My personal growth abroad was mastering my travel identities. Being able to travel and live abroad is analogous to that of a wardrobe: you need a small set of skills that you can easily mix and match for the occasion. Whether it be knowing not to speak French to a Fleming, speak French before English with a Walloon, speak softly on the metro, kiss someone’s cheek once (twice, even thrice), it’s important to bring more than just a suitcase and a good book. What we fail to realize sometimes as travelers, expats, students, or simply outsiders is that being “cultured” isn’t the amount of travel nor the amount of facts we can divulge on request, but the subconscious ability to change our perspective and demeanor. Being “cultured” is adapting to foreign environments a habit: change is the norm. I do not claim to be a travel chameleon that can change identity without even knowing, but I am a league closer than I was prior to living in Brussels.

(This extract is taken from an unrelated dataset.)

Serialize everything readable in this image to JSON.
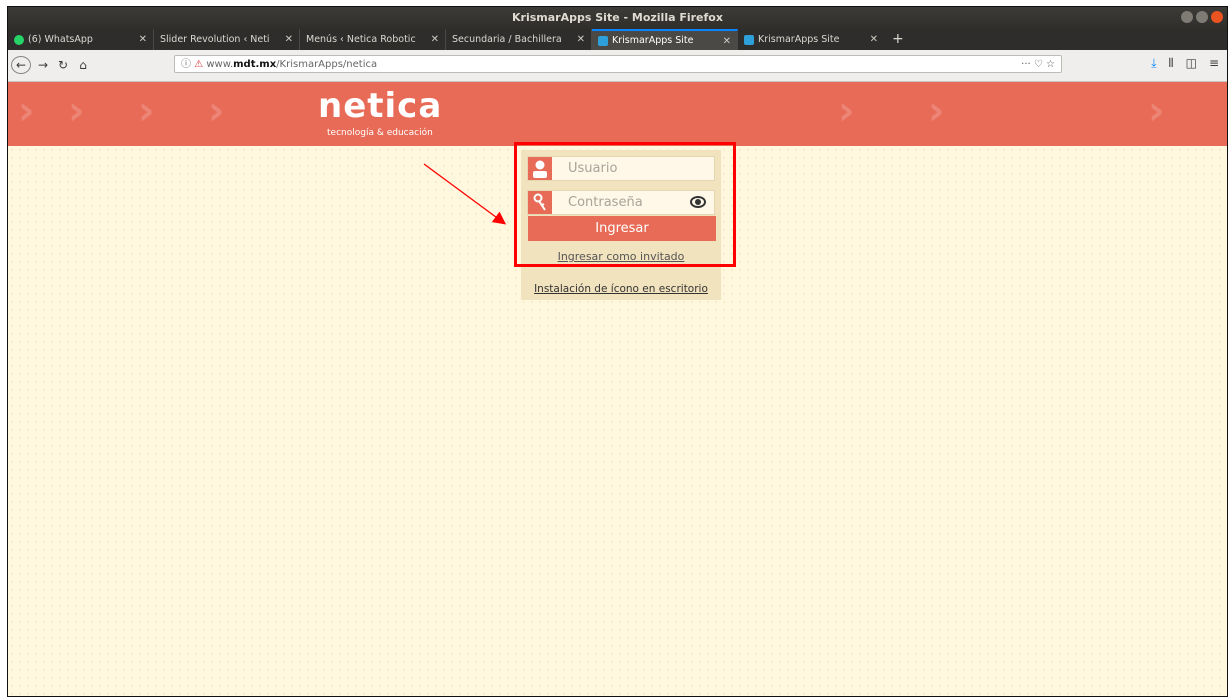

I have written previously about the importance of flexibility, and to this day it is still a skill that I continue to work on. I cannot definitively say that studying abroad is the only way I would have learned value of this skill and it is not the first time I have truly needed it, but it is the reason for my continuous reflection upon the matter. Whether it has been trains, planes, and automobiles, lodging, food, language gaps, or simply the trustworthy male sense of direction, I am truly grateful for this experience and how it has taught me about self-control, understanding, and the ability to move with “fluid” situations.

As I prepare to come “home” to my house in the North suburbs of Chicago to see my family for Christmas, I am left thinking about what this experience means to me moving forward. Metaphorically speaking, I have finished the who, what, when, where, and why, but now I am on the how. To me, there are two ways to use my knowledge when I return: as an advocate and professionally. To distinguish between the two, advocacy to me in this case would be stressing the importance to fellow Americans of the dire need to intervene in the Middle East because of ISIS (having witnessed the effects of their terrorism throughout Europe) or simply stressing the importance of being smart travelers and knowing more about your destination than simply your hotel and where the bars are. Professionally speaking I plan to use my experiences and knowledge throughout the rest of my life whether it is in my classes at DU, discussions with peers, a potential career in diplomacy, or simply applying for jobs. I think the most valuable skill is being able to connect with a complete stranger from the other side of the world, and this experience has opened up more doors to bring me closer to that goal.

These are my three pieces of advice upon returning from Brussels:

  1. We never stop growing inside. Our curiosity fuels the adventure in our lives, that’s what makes us human.
  2. There is always a reason to leave, the hard part is finding reasons why you shouldn’t.
  3. It is always nice to come home, learn to make home more places than one.